Goodwill for a few weeks but this weeks was different. I finally found another baking stone - 16" ! A nice big square-ish one to go with my 16" round one. Wasn't a great dollar deal but I wasn't waiting around for dollar Thursday's again and miss out - it would have been gone. The stone was still less than $5. Now I can put one on top of the oven above the one that has the bread on it ala Ian or make two pizzas at once for a change - or really smoke one from the top too. It sure looks way better stain wise than my other stone after all of these years too.
I know this discussion has been had over and over and I have spent time reading the previous topics about it, but I get confused as answers don't always appear to be the same :)
This morning I bought a granite stone for about $5 for usage in the oven. Wether it will hold heat or not I'll find out rapidly myself! What I'm mainly concerned about is the possible chemicals or toxic content used upon production of the tile.
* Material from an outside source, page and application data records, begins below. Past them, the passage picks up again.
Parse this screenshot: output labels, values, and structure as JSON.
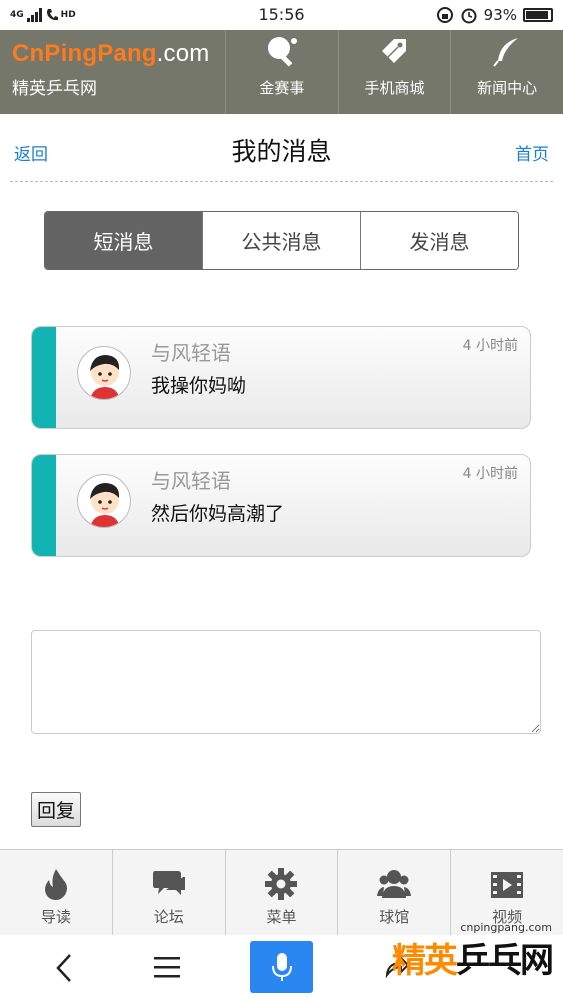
{
  "status_bar": {
    "network": "4G",
    "hd": "HD",
    "time": "15:56",
    "battery": "93%"
  },
  "header": {
    "logo_brand": "CnPingPang",
    "logo_suffix": ".com",
    "logo_subtitle": "精英乒乓网",
    "nav": [
      {
        "label": "金赛事",
        "icon": "paddle-icon"
      },
      {
        "label": "手机商城",
        "icon": "tag-icon"
      },
      {
        "label": "新闻中心",
        "icon": "feather-icon"
      }
    ]
  },
  "titlebar": {
    "back": "返回",
    "title": "我的消息",
    "home": "首页"
  },
  "tabs": [
    {
      "label": "短消息",
      "active": true
    },
    {
      "label": "公共消息",
      "active": false
    },
    {
      "label": "发消息",
      "active": false
    }
  ],
  "messages": [
    {
      "sender": "与风轻语",
      "time": "4 小时前",
      "text": "我操你妈呦"
    },
    {
      "sender": "与风轻语",
      "time": "4 小时前",
      "text": "然后你妈高潮了"
    }
  ],
  "reply": {
    "button": "回复"
  },
  "bottom_nav": [
    {
      "label": "导读",
      "icon": "flame-icon"
    },
    {
      "label": "论坛",
      "icon": "chat-icon"
    },
    {
      "label": "菜单",
      "icon": "gear-icon"
    },
    {
      "label": "球馆",
      "icon": "people-icon"
    },
    {
      "label": "视频",
      "icon": "film-icon"
    }
  ],
  "watermark": {
    "url": "cnpingpang.com",
    "text_a": "精英",
    "text_b": "乒乓网"
  },
  "colors": {
    "header_bg": "#75776b",
    "accent_teal": "#12b3b3",
    "link_blue": "#1a7fd4",
    "brand_orange": "#ff7a1a",
    "mic_blue": "#2a86f0"
  }
}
This has been mentioned several times, also for Travertine which was my initial goal to buy.
I am very new at baking bread and most of all doing it with a baking stone.
I've baked sourdough bread in my oven before but without a baking stone and today I tried it with.
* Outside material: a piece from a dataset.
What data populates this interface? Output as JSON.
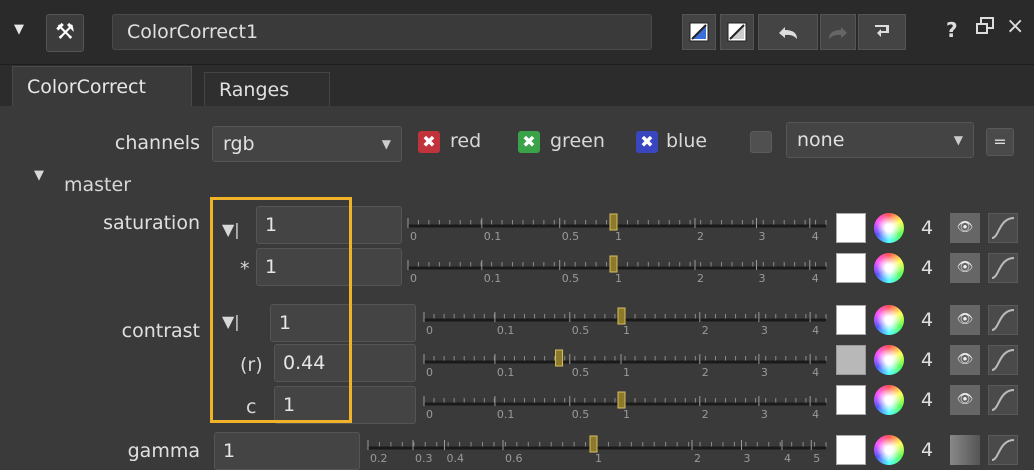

The top of the bread looks better than it ever looked, but the bottom has a lot of cracks and is as white as it was when I've put it in the oven...
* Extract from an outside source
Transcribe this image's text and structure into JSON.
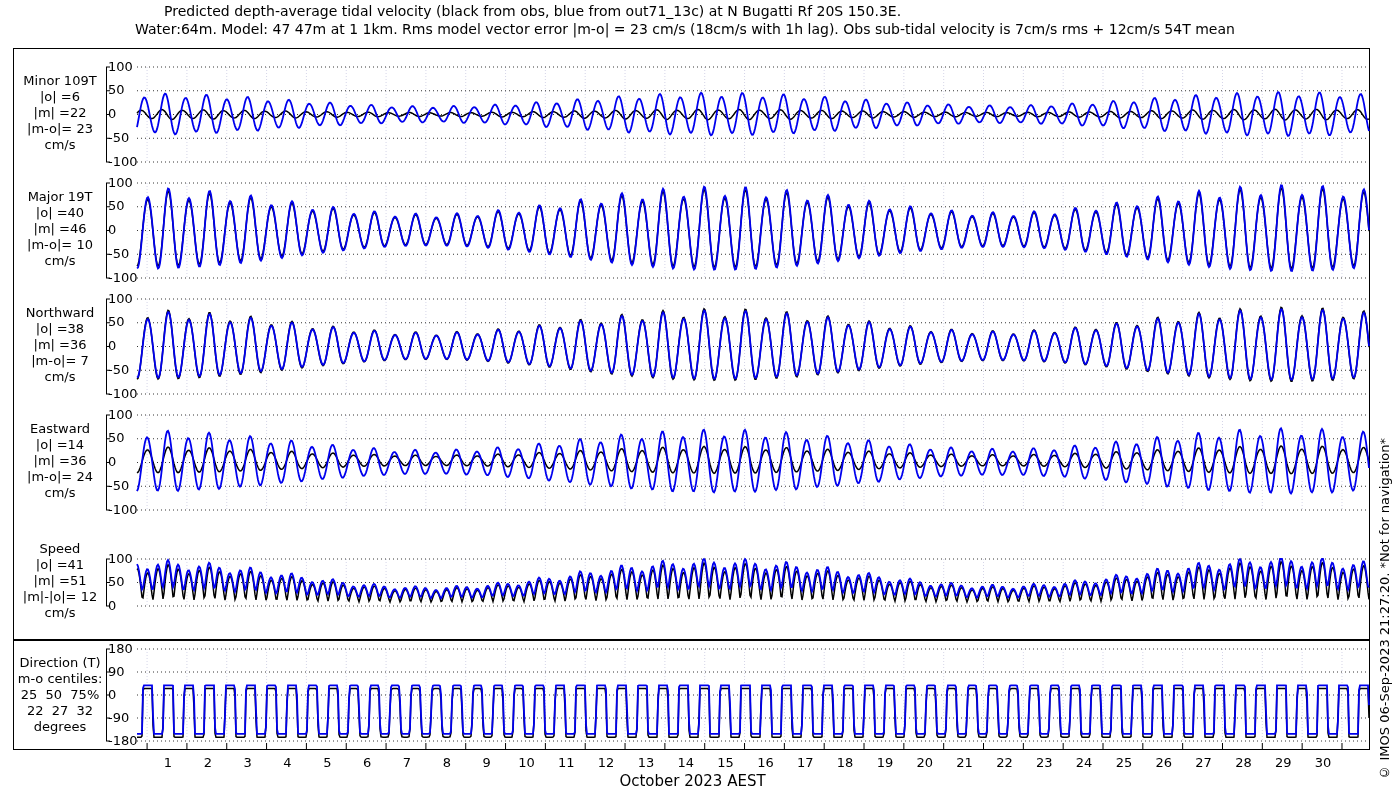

Any ideas what I've done wrong?
I am thinking the cracks could come from poorly shaping the bread..but how can I get a golden crust on the bottom as well?
Thank you very very much!
Hello, Does anyone have experience using black fossil marble slab for bread baking? I have found an inch thick marble slab which perfect dimensions make one think that it might have been used for baking before. And at some earlier point in its life it used to be a part of a kitchen countertop. It is polished on one side and rough on the other. Is there a way to say that this marble slab is safe for the oven, that is, has not been treated with solvents or sealants? Would appreciate any suggestion. Thanks, h.
Every time I try baking on a stone my crust is soft on the bottom.
Am I not heating it long enough or could the top of the bread be cooking to fast. I am using 475 degrees and putting the stone on the upper rack
DO I not have the right stone. I bought the square pizza stone from Bed Bath Beyond
Thanks for your Help!!
Just wanted to let the group know that we just launched a giveaway contest. We are giving away two Super Peels to celebrate Pie (pi) Day.
All that is needed to enter is to post a picture of your best (or worst) Pizza Wreck to the Super Peel Facebook Fan Page by March 12, and we will select the winners on March 14th, which is coincident with the Pizza Expo in Las Vegas! This is just for fun and we are hoping to see a lot of pizza carnage!
I finally figured out how to make basic sandwich bread and now I'm moving on to greater challenges.
I would like to get a baking stone but there seems to be a number of people who prefer cast iron. I am already a huge fan of cast iron. I have several cast iron pieces already and enjoy theire durability and versatility. I cook at home with them. I use them on my grill. I've used them at the park on huge out door grills for big events. I've even hiked cross country and used cast iron over the fire.
I am considering buying a baking stone & would like to know if I get one "cut to fit" how much room (if any) do I leave for air flow around the stone? the racks would hold a 24"x14" stone if I filled them entirely, but that would leave virtually no space. Just a small amount in the back where the rack slants up. Can I maximize this & use it all or is there a minimum amount of room I need to leave around the stone?